▸ **Problem to solve**:
Your result should be every line of the records below that contains the word "RADIUS".

▸ **Data entries**:
<<<<

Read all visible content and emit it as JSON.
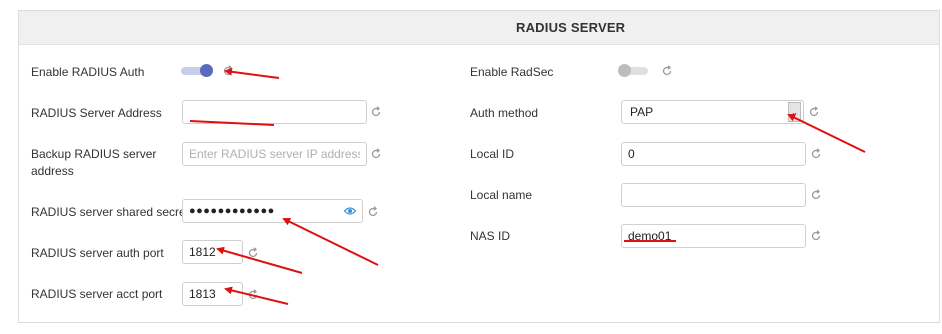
{
  "panel": {
    "title": "RADIUS SERVER"
  },
  "left": {
    "enable_auth": {
      "label": "Enable RADIUS Auth",
      "on": true
    },
    "server_address": {
      "label": "RADIUS Server Address",
      "value": ""
    },
    "backup_server": {
      "label_line1": "Backup RADIUS server",
      "label_line2": "address",
      "placeholder": "Enter RADIUS server IP address",
      "value": ""
    },
    "shared_secret": {
      "label": "RADIUS server shared secret",
      "value": "●●●●●●●●●●●●"
    },
    "auth_port": {
      "label": "RADIUS server auth port",
      "value": "1812"
    },
    "acct_port": {
      "label": "RADIUS server acct port",
      "value": "1813"
    }
  },
  "right": {
    "enable_radsec": {
      "label": "Enable RadSec",
      "on": false
    },
    "auth_method": {
      "label": "Auth method",
      "value": "PAP"
    },
    "local_id": {
      "label": "Local ID",
      "value": "0"
    },
    "local_name": {
      "label": "Local name",
      "value": ""
    },
    "nas_id": {
      "label": "NAS ID",
      "value": "demo01"
    }
  },
  "colors": {
    "toggle_on": "#5a6bbd",
    "toggle_on_track": "#c7cdeb",
    "toggle_off": "#bdbdbd",
    "annotation": "#e01010",
    "eye": "#3a8fd6"
  },
  "icons": {
    "reset": "reset-icon",
    "eye": "eye-icon",
    "dropdown": "chevron-down-icon"
  }
}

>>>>

▸ **Task result**:
    "title": "RADIUS SERVER"
      "label": "Enable RADIUS Auth",
      "label": "RADIUS Server Address",
      "label_line1": "Backup RADIUS server",
      "placeholder": "Enter RADIUS server IP address",
      "label": "RADIUS server shared secret",
      "label": "RADIUS server auth port",
      "label": "RADIUS server acct port",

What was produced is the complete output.